• **Task item**: An exact copy of all the data below is needed.
____ Materials provided
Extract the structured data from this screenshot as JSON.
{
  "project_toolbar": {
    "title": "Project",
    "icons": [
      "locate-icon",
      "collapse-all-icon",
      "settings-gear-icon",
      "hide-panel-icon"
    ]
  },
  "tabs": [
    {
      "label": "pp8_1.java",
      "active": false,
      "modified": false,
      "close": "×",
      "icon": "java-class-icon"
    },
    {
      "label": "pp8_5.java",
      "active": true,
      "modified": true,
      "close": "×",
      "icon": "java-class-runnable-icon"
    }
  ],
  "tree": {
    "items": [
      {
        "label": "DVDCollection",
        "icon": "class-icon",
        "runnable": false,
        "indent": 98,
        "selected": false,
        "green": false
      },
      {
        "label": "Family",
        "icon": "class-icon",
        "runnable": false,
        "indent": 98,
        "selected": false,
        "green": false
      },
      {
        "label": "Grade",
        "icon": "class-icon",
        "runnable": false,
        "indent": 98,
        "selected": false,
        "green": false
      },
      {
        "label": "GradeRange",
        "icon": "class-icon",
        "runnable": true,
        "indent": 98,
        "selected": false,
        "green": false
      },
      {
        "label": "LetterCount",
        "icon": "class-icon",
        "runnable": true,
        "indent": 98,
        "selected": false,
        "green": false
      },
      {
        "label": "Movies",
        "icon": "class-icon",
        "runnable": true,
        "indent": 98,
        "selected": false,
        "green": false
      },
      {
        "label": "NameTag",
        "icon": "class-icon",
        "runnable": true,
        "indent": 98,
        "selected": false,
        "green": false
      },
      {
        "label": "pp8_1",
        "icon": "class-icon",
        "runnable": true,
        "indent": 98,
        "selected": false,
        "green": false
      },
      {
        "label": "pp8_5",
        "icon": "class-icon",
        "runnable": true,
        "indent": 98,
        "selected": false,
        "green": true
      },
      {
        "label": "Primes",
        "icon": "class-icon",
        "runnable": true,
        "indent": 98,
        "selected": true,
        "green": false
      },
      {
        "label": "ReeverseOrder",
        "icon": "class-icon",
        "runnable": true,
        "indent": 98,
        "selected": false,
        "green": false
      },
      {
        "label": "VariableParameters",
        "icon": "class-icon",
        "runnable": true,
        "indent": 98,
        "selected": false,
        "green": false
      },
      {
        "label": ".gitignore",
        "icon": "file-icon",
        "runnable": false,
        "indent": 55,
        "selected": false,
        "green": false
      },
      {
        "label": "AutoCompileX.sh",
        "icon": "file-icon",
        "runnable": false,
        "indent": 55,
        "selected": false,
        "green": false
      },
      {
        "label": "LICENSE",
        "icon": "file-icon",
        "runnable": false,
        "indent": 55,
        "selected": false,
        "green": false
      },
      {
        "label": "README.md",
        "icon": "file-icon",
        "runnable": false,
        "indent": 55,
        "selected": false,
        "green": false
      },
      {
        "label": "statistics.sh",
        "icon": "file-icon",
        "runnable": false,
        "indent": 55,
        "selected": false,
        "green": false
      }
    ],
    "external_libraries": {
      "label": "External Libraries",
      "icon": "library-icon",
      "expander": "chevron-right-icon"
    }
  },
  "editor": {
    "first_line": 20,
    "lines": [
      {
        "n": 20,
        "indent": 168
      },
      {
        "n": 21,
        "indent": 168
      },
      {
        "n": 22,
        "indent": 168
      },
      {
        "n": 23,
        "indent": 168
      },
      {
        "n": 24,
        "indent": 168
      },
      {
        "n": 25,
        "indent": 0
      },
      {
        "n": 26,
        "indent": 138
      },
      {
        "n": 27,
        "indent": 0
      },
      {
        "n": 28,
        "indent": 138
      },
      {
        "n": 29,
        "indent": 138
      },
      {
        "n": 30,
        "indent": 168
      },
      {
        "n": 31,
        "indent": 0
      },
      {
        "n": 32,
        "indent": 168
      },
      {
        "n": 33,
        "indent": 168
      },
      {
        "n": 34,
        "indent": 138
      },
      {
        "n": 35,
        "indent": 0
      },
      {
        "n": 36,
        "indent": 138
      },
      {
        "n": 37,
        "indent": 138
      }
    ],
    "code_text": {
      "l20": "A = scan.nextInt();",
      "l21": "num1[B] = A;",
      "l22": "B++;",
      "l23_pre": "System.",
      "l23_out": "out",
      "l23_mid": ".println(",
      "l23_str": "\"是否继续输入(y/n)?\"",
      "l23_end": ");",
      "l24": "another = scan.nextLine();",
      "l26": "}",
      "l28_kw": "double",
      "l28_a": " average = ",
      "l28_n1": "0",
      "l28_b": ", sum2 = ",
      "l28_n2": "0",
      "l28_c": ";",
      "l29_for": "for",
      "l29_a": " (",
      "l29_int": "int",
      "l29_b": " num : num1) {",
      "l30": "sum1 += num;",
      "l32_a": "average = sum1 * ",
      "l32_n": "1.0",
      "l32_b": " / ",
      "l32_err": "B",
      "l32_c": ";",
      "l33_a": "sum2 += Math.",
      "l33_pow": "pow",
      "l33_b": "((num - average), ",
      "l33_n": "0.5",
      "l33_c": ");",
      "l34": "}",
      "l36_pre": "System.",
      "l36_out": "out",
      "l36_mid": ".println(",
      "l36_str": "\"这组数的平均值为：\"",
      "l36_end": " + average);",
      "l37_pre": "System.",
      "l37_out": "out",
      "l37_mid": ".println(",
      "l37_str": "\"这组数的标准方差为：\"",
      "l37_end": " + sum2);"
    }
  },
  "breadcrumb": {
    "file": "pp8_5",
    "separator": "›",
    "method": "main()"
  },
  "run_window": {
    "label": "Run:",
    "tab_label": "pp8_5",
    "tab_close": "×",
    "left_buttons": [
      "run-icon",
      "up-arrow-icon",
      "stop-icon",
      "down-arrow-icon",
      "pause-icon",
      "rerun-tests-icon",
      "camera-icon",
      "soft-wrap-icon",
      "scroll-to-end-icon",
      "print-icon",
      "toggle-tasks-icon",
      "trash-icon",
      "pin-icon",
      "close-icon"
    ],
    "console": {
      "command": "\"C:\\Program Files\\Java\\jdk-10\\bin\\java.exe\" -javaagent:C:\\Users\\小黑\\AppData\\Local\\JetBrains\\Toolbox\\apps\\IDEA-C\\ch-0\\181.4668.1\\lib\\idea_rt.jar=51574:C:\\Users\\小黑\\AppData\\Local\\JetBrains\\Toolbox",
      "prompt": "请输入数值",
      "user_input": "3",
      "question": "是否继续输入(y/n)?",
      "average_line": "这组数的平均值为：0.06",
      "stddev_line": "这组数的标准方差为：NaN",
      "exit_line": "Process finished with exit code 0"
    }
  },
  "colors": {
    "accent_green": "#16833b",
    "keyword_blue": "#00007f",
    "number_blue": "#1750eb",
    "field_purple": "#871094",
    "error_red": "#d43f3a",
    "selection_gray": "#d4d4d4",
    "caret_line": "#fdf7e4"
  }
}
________
• **Answer to the exercise**:
Extract the structured data from this screenshot as JSON.
{
  "project_toolbar": {
    "title": "Project",
    "icons": [
      "locate-icon",
      "collapse-all-icon",
      "settings-gear-icon",
      "hide-panel-icon"
    ]
  },
  "tabs": [
    {
      "label": "pp8_1.java",
      "active": false,
      "modified": false,
      "close": "×",
      "icon": "java-class-icon"
    },
    {
      "label": "pp8_5.java",
      "active": true,
      "modified": true,
      "close": "×",
      "icon": "java-class-runnable-icon"
    }
  ],
  "tree": {
    "items": [
      {
        "label": "DVDCollection",
        "icon": "class-icon",
        "runnable": false,
        "indent": 98,
        "selected": false,
        "green": false
      },
      {
        "label": "Family",
        "icon": "class-icon",
        "runnable": false,
        "indent": 98,
        "selected": false,
        "green": false
      },
      {
        "label": "Grade",
        "icon": "class-icon",
        "runnable": false,
        "indent": 98,
        "selected": false,
        "green": false
      },
      {
        "label": "GradeRange",
        "icon": "class-icon",
        "runnable": true,
        "indent": 98,
        "selected": false,
        "green": false
      },
      {
        "label": "LetterCount",
        "icon": "class-icon",
        "runnable": true,
        "indent": 98,
        "selected": false,
        "green": false
      },
      {
        "label": "Movies",
        "icon": "class-icon",
        "runnable": true,
        "indent": 98,
        "selected": false,
        "green": false
      },
      {
        "label": "NameTag",
        "icon": "class-icon",
        "runnable": true,
        "indent": 98,
        "selected": false,
        "green": false
      },
      {
        "label": "pp8_1",
        "icon": "class-icon",
        "runnable": true,
        "indent": 98,
        "selected": false,
        "green": false
      },
      {
        "label": "pp8_5",
        "icon": "class-icon",
        "runnable": true,
        "indent": 98,
        "selected": false,
        "green": true
      },
      {
        "label": "Primes",
        "icon": "class-icon",
        "runnable": true,
        "indent": 98,
        "selected": true,
        "green": false
      },
      {
        "label": "ReeverseOrder",
        "icon": "class-icon",
        "runnable": true,
        "indent": 98,
        "selected": false,
        "green": false
      },
      {
        "label": "VariableParameters",
        "icon": "class-icon",
        "runnable": true,
        "indent": 98,
        "selected": false,
        "green": false
      },
      {
        "label": ".gitignore",
        "icon": "file-icon",
        "runnable": false,
        "indent": 55,
        "selected": false,
        "green": false
      },
      {
        "label": "AutoCompileX.sh",
        "icon": "file-icon",
        "runnable": false,
        "indent": 55,
        "selected": false,
        "green": false
      },
      {
        "label": "LICENSE",
        "icon": "file-icon",
        "runnable": false,
        "indent": 55,
        "selected": false,
        "green": false
      },
      {
        "label": "README.md",
        "icon": "file-icon",
        "runnable": false,
        "indent": 55,
        "selected": false,
        "green": false
      },
      {
        "label": "statistics.sh",
        "icon": "file-icon",
        "runnable": false,
        "indent": 55,
        "selected": false,
        "green": false
      }
    ],
    "external_libraries": {
      "label": "External Libraries",
      "icon": "library-icon",
      "expander": "chevron-right-icon"
    }
  },
  "editor": {
    "first_line": 20,
    "lines": [
      {
        "n": 20,
        "indent": 168
      },
      {
        "n": 21,
        "indent": 168
      },
      {
        "n": 22,
        "indent": 168
      },
      {
        "n": 23,
        "indent": 168
      },
      {
        "n": 24,
        "indent": 168
      },
      {
        "n": 25,
        "indent": 0
      },
      {
        "n": 26,
        "indent": 138
      },
      {
        "n": 27,
        "indent": 0
      },
      {
        "n": 28,
        "indent": 138
      },
      {
        "n": 29,
        "indent": 138
      },
      {
        "n": 30,
        "indent": 168
      },
      {
        "n": 31,
        "indent": 0
      },
      {
        "n": 32,
        "indent": 168
      },
      {
        "n": 33,
        "indent": 168
      },
      {
        "n": 34,
        "indent": 138
      },
      {
        "n": 35,
        "indent": 0
      },
      {
        "n": 36,
        "indent": 138
      },
      {
        "n": 37,
        "indent": 138
      }
    ],
    "code_text": {
      "l20": "A = scan.nextInt();",
      "l21": "num1[B] = A;",
      "l22": "B++;",
      "l23_pre": "System.",
      "l23_out": "out",
      "l23_mid": ".println(",
      "l23_str": "\"是否继续输入(y/n)?\"",
      "l23_end": ");",
      "l24": "another = scan.nextLine();",
      "l26": "}",
      "l28_kw": "double",
      "l28_a": " average = ",
      "l28_n1": "0",
      "l28_b": ", sum2 = ",
      "l28_n2": "0",
      "l28_c": ";",
      "l29_for": "for",
      "l29_a": " (",
      "l29_int": "int",
      "l29_b": " num : num1) {",
      "l30": "sum1 += num;",
      "l32_a": "average = sum1 * ",
      "l32_n": "1.0",
      "l32_b": " / ",
      "l32_err": "B",
      "l32_c": ";",
      "l33_a": "sum2 += Math.",
      "l33_pow": "pow",
      "l33_b": "((num - average), ",
      "l33_n": "0.5",
      "l33_c": ");",
      "l34": "}",
      "l36_pre": "System.",
      "l36_out": "out",
      "l36_mid": ".println(",
      "l36_str": "\"这组数的平均值为：\"",
      "l36_end": " + average);",
      "l37_pre": "System.",
      "l37_out": "out",
      "l37_mid": ".println(",
      "l37_str": "\"这组数的标准方差为：\"",
      "l37_end": " + sum2);"
    }
  },
  "breadcrumb": {
    "file": "pp8_5",
    "separator": "›",
    "method": "main()"
  },
  "run_window": {
    "label": "Run:",
    "tab_label": "pp8_5",
    "tab_close": "×",
    "left_buttons": [
      "run-icon",
      "up-arrow-icon",
      "stop-icon",
      "down-arrow-icon",
      "pause-icon",
      "rerun-tests-icon",
      "camera-icon",
      "soft-wrap-icon",
      "scroll-to-end-icon",
      "print-icon",
      "toggle-tasks-icon",
      "trash-icon",
      "pin-icon",
      "close-icon"
    ],
    "console": {
      "command": "\"C:\\Program Files\\Java\\jdk-10\\bin\\java.exe\" -javaagent:C:\\Users\\小黑\\AppData\\Local\\JetBrains\\Toolbox\\apps\\IDEA-C\\ch-0\\181.4668.1\\lib\\idea_rt.jar=51574:C:\\Users\\小黑\\AppData\\Local\\JetBrains\\Toolbox",
      "prompt": "请输入数值",
      "user_input": "3",
      "question": "是否继续输入(y/n)?",
      "average_line": "这组数的平均值为：0.06",
      "stddev_line": "这组数的标准方差为：NaN",
      "exit_line": "Process finished with exit code 0"
    }
  },
  "colors": {
    "accent_green": "#16833b",
    "keyword_blue": "#00007f",
    "number_blue": "#1750eb",
    "field_purple": "#871094",
    "error_red": "#d43f3a",
    "selection_gray": "#d4d4d4",
    "caret_line": "#fdf7e4"
  }
}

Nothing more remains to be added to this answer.